(5) I have been unable to locate specific evidence with relation to the dilution of the specialized roles of optician or dental mechanic. The history of dentistry in the war in particular is one which deserves fuller scholarly study beyond the scope of this book.
(6) Michael Roper, ‘Re-remembering the Soldier Hero: The psychic and social construction of memory in personal narratives of the Great War’, History Workshop Journal 50 (2000): 183–5; Todman, The Great War, pp.187–219.
(7) Meyer, Men of War, p.164.
(8) Harrison, The Medical War, p.9.
(9) Joanne Begiato, ‘English Manly Intimacy and Power in Representations of St George and the Dragon c. 1750–1950’, p.14, unpublished conference paper, shared by the author, 2016; Goebel, The Great War and Medieval Memory, pp.190–2.
(10) Bourke, Dismembering the Male, pp.242–50; Samuel Hynes, A War Imagined: The First World War and English Culture (New York: Atheneum, 1991), pp.269–465.
(11) Rorie, A Medico’s Luck in the War, p.264; Papers of Frank Ridsdale.
(12) No. 2 Northern General Military Hospital in Leeds, for example, did not close until 1926, when the remaining 200 orthopaedic patients were transferred to the Ministry of Pensions-run Chapel Allerton Hospital (Wilcox, Tales from a War Hospital).
(13) Macpherson, History of the Great War, Vol. 1, p.233.
(14) Papers of Frank Ridsdale; ‘Mr. Richard Capell’, The Times (22 June 1954): 10.
(15) Whitehead, Doctors in the Great War, p.258; Hallett, Veiled Warriors, pp.258–60.
(16) This narrative of continuity is a profoundly gendered one, as the women of the nursing services, both trained and voluntary, were positioned differently in relation to both professional identity and citizenship of the state after the war. For them, their mobilization was a tool that could be used to leverage recognition from the state. (Fell, ‘Afterword’, in First World War Nursing, ed. Fell and Hallett, p.185.)
(17) McCartney, Citizen Soldiers.
(18) Winter, Sites of Memory, Sites of Mourning; Todman, The Great War.
(19) Roper, ‘Re-remembering the Soldier Hero’.
(21) See, for example, Mark VII, A Subaltern on the Somme, p.190. As Joanna Bourke points out, some of this poor reputation derived from the primary encounter between combatant servicemen and medical officers occurring in circumstances where the doctor was acting primarily as a detective, seeking to uncover malingering. (Bourke, Dismembering the Male, pp.89–94.)
(22) Furneaux, Military Men of Feeling, pp.193–4.
(24) Todman, The Great War, pp.157–8, 192.
(25) See Andrew Czyzewski, ‘Uncovering the unsung medical heroes of the Great War’, Imperial College London, 4 February 2013, http://www3.imperial.ac.uk/newsandeventspggrp/imperialcollege/newssummary/news_4-2-2013-9-52-58, last accessed 18 December 2017.

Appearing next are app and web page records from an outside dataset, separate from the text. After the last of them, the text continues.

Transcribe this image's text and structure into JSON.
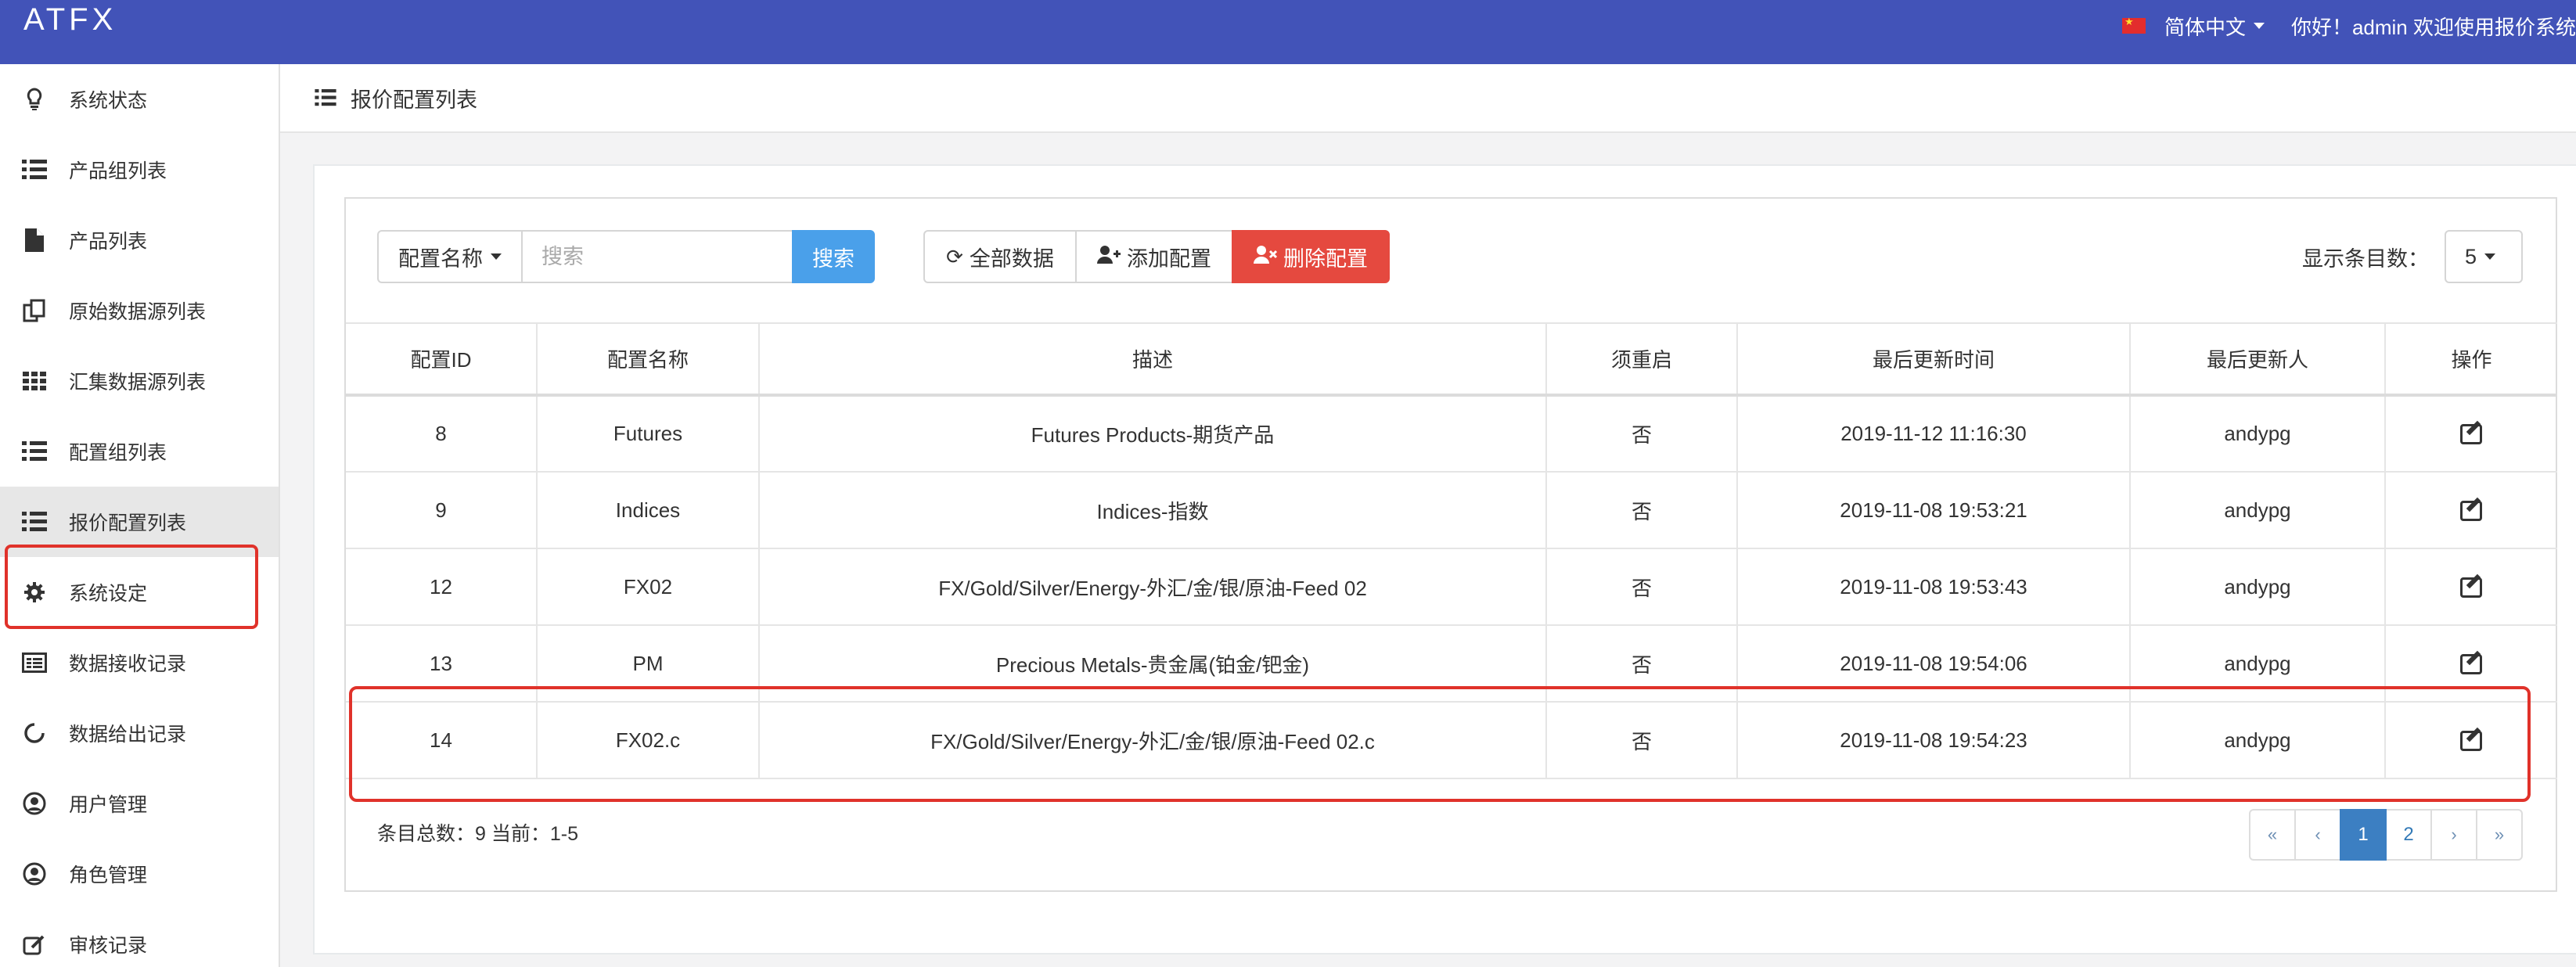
{
  "header": {
    "logo": "ATFX",
    "language": "简体中文",
    "greeting": "你好！admin  欢迎使用报价系统"
  },
  "sidebar": {
    "items": [
      {
        "label": "系统状态",
        "icon": "lightbulb-icon"
      },
      {
        "label": "产品组列表",
        "icon": "list-icon"
      },
      {
        "label": "产品列表",
        "icon": "file-icon"
      },
      {
        "label": "原始数据源列表",
        "icon": "copy-icon"
      },
      {
        "label": "汇集数据源列表",
        "icon": "grid-icon"
      },
      {
        "label": "配置组列表",
        "icon": "list-icon"
      },
      {
        "label": "报价配置列表",
        "icon": "list-icon",
        "active": true
      },
      {
        "label": "系统设定",
        "icon": "gear-icon"
      },
      {
        "label": "数据接收记录",
        "icon": "card-icon"
      },
      {
        "label": "数据给出记录",
        "icon": "spinner-icon"
      },
      {
        "label": "用户管理",
        "icon": "user-circle-icon"
      },
      {
        "label": "角色管理",
        "icon": "user-circle-icon"
      },
      {
        "label": "审核记录",
        "icon": "edit-icon"
      }
    ]
  },
  "page": {
    "title": "报价配置列表"
  },
  "toolbar": {
    "filter_field": "配置名称",
    "search_placeholder": "搜索",
    "search_button": "搜索",
    "all_data": "全部数据",
    "add_config": "添加配置",
    "delete_config": "删除配置",
    "page_size_label": "显示条目数：",
    "page_size": "5"
  },
  "table": {
    "columns": [
      "配置ID",
      "配置名称",
      "描述",
      "须重启",
      "最后更新时间",
      "最后更新人",
      "操作"
    ],
    "rows": [
      {
        "id": "8",
        "name": "Futures",
        "desc": "Futures Products-期货产品",
        "restart": "否",
        "updated": "2019-11-12 11:16:30",
        "user": "andypg"
      },
      {
        "id": "9",
        "name": "Indices",
        "desc": "Indices-指数",
        "restart": "否",
        "updated": "2019-11-08 19:53:21",
        "user": "andypg"
      },
      {
        "id": "12",
        "name": "FX02",
        "desc": "FX/Gold/Silver/Energy-外汇/金/银/原油-Feed 02",
        "restart": "否",
        "updated": "2019-11-08 19:53:43",
        "user": "andypg"
      },
      {
        "id": "13",
        "name": "PM",
        "desc": "Precious Metals-贵金属(铂金/钯金)",
        "restart": "否",
        "updated": "2019-11-08 19:54:06",
        "user": "andypg"
      },
      {
        "id": "14",
        "name": "FX02.c",
        "desc": "FX/Gold/Silver/Energy-外汇/金/银/原油-Feed 02.c",
        "restart": "否",
        "updated": "2019-11-08 19:54:23",
        "user": "andypg"
      }
    ]
  },
  "footer": {
    "summary": "条目总数：9 当前：1-5",
    "pages": [
      "«",
      "‹",
      "1",
      "2",
      "›",
      "»"
    ],
    "current_page": "1"
  },
  "colors": {
    "topbar": "#4253b8",
    "primary": "#4aa0ea",
    "danger": "#e5493f",
    "highlight": "#e0322a",
    "active_page": "#3c7fc2"
  }
}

(27) These perspectives on aid and violence have been reflected in recent political debates in Britain around the concept of the military covenant. On the shift in cultural understandings of the war as viewed through commemorative practice, see Helen B. McCartney, ‘The First World War Soldier and his Contemporary Image in Britain’, International Affairs 90 (March 2014): 299–315, DOI: 10.1111/1468-2346.12110.
(28) Acton and Potter, ‘“These frightful sites would work havoc on one’s brain”’.
(30) Higonnet and Higonnet, ‘The Double Helix’, p.35.
(31) ‘A Hymn for the Fallen of the Royal Army Medical Corps’, Journal of the Royal Army Medical Corps 88 (1947): 199, ll.10–11.